An eating disorder isn’t really about the body. The problem lies elsewhere. It’s history, nature, both, neither. It makes treatment challenging. Everyone arrives from a different place.
For me, anxiety is a large piece of the puzzle. My history is significant but my basically anxious nature is why I went the way I did. Anxiety feels unbearable. The promise of relief and control was too good to pass up.
Suddenly, the uncomfortable feelings had a focus – physical imperfections.
Because it isn’t really about the body, working on the body doesn’t work. It doesn’t fix anything for more than moments at a time, creating a rather vicious cycle of maladaptive coping mechanism, anxiety, repeat.
The eating disorder doesn’t make things better. It compounds the problem. Once you’re in, however, escape is difficult.
Although you want to get better, you cannot bear to abandon the thing you use as a crutch. And you can’t abandon it practically either. People with eating disorders cannot abstain from their drug of choice. We must eat to survive.

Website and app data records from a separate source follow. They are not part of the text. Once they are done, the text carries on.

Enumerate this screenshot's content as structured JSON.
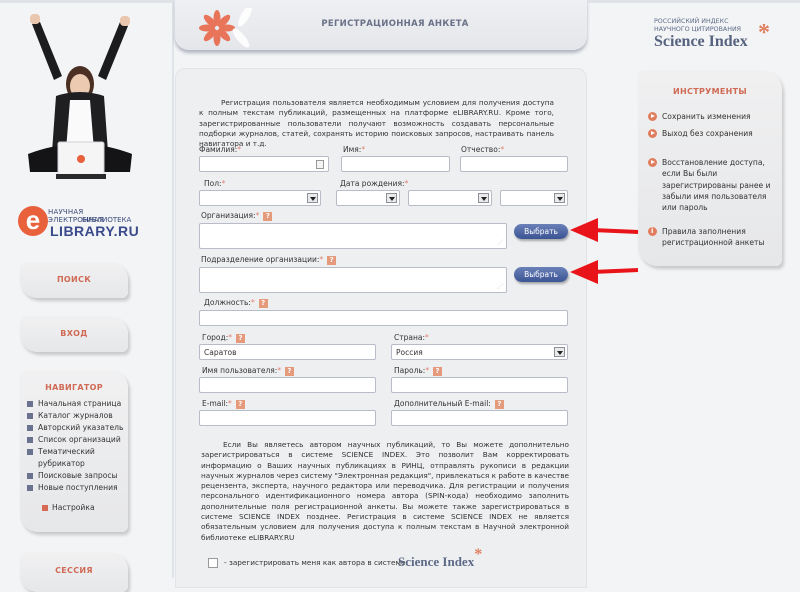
{
  "header": {
    "title": "РЕГИСТРАЦИОННАЯ АНКЕТА"
  },
  "brand": {
    "elibrary_line1": "НАУЧНАЯ ЭЛЕКТРОННАЯ",
    "elibrary_line2": "БИБЛИОТЕКА",
    "elibrary_name": "LIBRARY.RU",
    "elibrary_e": "e",
    "rinc_line1": "РОССИЙСКИЙ ИНДЕКС",
    "rinc_line2": "НАУЧНОГО ЦИТИРОВАНИЯ",
    "rinc_name": "Science Index",
    "star": "*"
  },
  "sidebar": {
    "search_label": "ПОИСК",
    "login_label": "ВХОД",
    "navigator": {
      "title": "НАВИГАТОР",
      "items": [
        {
          "label": "Начальная страница"
        },
        {
          "label": "Каталог журналов"
        },
        {
          "label": "Авторский указатель"
        },
        {
          "label": "Список организаций"
        },
        {
          "label": "Тематический рубрикатор"
        },
        {
          "label": "Поисковые запросы"
        },
        {
          "label": "Новые поступления"
        }
      ],
      "settings_label": "Настройка"
    },
    "session_label": "СЕССИЯ"
  },
  "form": {
    "intro": "Регистрация пользователя является необходимым условием для получения доступа к полным текстам публикаций, размещенных на платформе eLIBRARY.RU. Кроме того, зарегистрированные пользователи получают возможность создавать персональные подборки журналов, статей, сохранять историю поисковых запросов, настраивать панель навигатора и т.д.",
    "required_mark": "*",
    "help_mark": "?",
    "fields": {
      "last_name": {
        "label": "Фамилия:",
        "value": ""
      },
      "first_name": {
        "label": "Имя:",
        "value": ""
      },
      "patronymic": {
        "label": "Отчество:",
        "value": ""
      },
      "gender": {
        "label": "Пол:",
        "value": ""
      },
      "birth_date": {
        "label": "Дата рождения:",
        "day": "",
        "month": "",
        "year": ""
      },
      "organization": {
        "label": "Организация:",
        "value": ""
      },
      "department": {
        "label": "Подразделение организации:",
        "value": ""
      },
      "position": {
        "label": "Должность:",
        "value": ""
      },
      "city": {
        "label": "Город:",
        "value": "Саратов"
      },
      "country": {
        "label": "Страна:",
        "value": "Россия"
      },
      "username": {
        "label": "Имя пользователя:",
        "value": ""
      },
      "password": {
        "label": "Пароль:",
        "value": ""
      },
      "email": {
        "label": "E-mail:",
        "value": ""
      },
      "extra_email": {
        "label": "Дополнительный E-mail:",
        "value": ""
      }
    },
    "pick_button_label": "Выбрать",
    "science_index_text": "Если Вы являетесь автором научных публикаций, то Вы можете дополнительно зарегистрироваться в системе SCIENCE INDEX. Это позволит Вам корректировать информацию о Ваших научных публикациях в РИНЦ, отправлять рукописи в редакции научных журналов через систему \"Электронная редакция\", привлекаться к работе в качестве рецензента, эксперта, научного редактора или переводчика. Для регистрации и получения персонального идентификационного номера автора (SPIN-кода) необходимо заполнить дополнительные поля регистрационной анкеты. Вы можете также зарегистрироваться в системе SCIENCE INDEX позднее. Регистрация в системе SCIENCE INDEX не является обязательным условием для получения доступа к полным текстам в Научной электронной библиотеке eLIBRARY.RU",
    "register_author_label": "- зарегистрировать меня как автора в системе",
    "register_author_checked": false,
    "science_index_logo": "Science Index"
  },
  "tools": {
    "title": "ИНСТРУМЕНТЫ",
    "items": [
      {
        "label": "Сохранить изменения",
        "icon": "play-icon"
      },
      {
        "label": "Выход без сохранения",
        "icon": "play-icon"
      },
      {
        "label": "Восстановление доступа, если Вы были зарегистрированы ранее и забыли имя пользователя или пароль",
        "icon": "play-icon"
      },
      {
        "label": "Правила заполнения регистрационной анкеты",
        "icon": "info-icon"
      }
    ]
  },
  "annotations": {
    "arrow_color": "#e8141a"
  }
}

I wish I could simply give up eating. I wish that was a viable option for treatment.
My anxiety is nature but there is nurture in there as well. A long-standing belief that I am fundamentally flawed. Insufficient. Fixing the body was going to fix that too. The perfect appearance was going to fix everything.
I tried hard. I tried for a long time. The conclusion should be that the plan is flawed. That’s logic. The eating disorder doesn’t let you get there. The problem is always and ever you.
It wouldn’t have mattered even if I had managed to get to the shifting goals. Perfect wouldn’t be good enough either. The eating disorder is never satisfied.
The behaviours escalate. They only work for so long. The thoughts come back. The feelings come back. But they “worked” in the beginning. Obviously, the problem is you. Do more. Do better. Get closer to perfect. It spreads. Now it’s not just food. Everything needs to be perfect. Further damaging behaviours ensue. I added cutting. There had to be something that would work.
There wasn’t. You cannot fix an internal problem with an external solution. You don’t know that though.
You don’t realize you’ve developed another problem until much later. The eating disorder breaks the mind-body connection. We are one thing. The eating disorder turns us into two and the body is the enemy. It’s hard to let down the gates, to learn to trust again.
Even when you’re able to let go of the behaviours, putting yourself back together into a cohesive entity is hard. It has been ten months since I’ve thrown up and five years since I started working seriously on my recovery and my body is still “other” to me.